▶ **TASK TO COMPLETE**:
Locate all lines in the data below that hold "title" and show them.

▶ **THE RECORDS**:
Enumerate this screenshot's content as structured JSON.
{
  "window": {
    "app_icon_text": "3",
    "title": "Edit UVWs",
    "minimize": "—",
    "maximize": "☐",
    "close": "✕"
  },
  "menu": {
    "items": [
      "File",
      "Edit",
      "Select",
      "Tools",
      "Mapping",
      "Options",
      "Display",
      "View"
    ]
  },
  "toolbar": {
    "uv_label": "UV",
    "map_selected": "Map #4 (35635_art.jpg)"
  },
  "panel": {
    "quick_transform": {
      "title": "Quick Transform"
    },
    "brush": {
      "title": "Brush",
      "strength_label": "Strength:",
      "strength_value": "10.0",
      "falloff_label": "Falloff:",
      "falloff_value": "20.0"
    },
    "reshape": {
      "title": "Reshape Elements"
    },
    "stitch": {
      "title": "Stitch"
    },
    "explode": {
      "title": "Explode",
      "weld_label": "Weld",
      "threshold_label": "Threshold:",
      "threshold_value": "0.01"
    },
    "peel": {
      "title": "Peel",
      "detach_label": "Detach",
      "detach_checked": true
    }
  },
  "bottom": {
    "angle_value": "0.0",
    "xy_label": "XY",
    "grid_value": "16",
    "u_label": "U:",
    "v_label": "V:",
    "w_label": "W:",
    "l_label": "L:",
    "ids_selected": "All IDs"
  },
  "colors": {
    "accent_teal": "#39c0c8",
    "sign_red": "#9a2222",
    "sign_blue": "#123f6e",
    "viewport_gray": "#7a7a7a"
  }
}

▶ **ANSWER TO THE EXERCISE**:
    "title": "Edit UVWs",
      "title": "Quick Transform"
      "title": "Brush",
      "title": "Reshape Elements"
      "title": "Stitch"
      "title": "Explode",
      "title": "Peel",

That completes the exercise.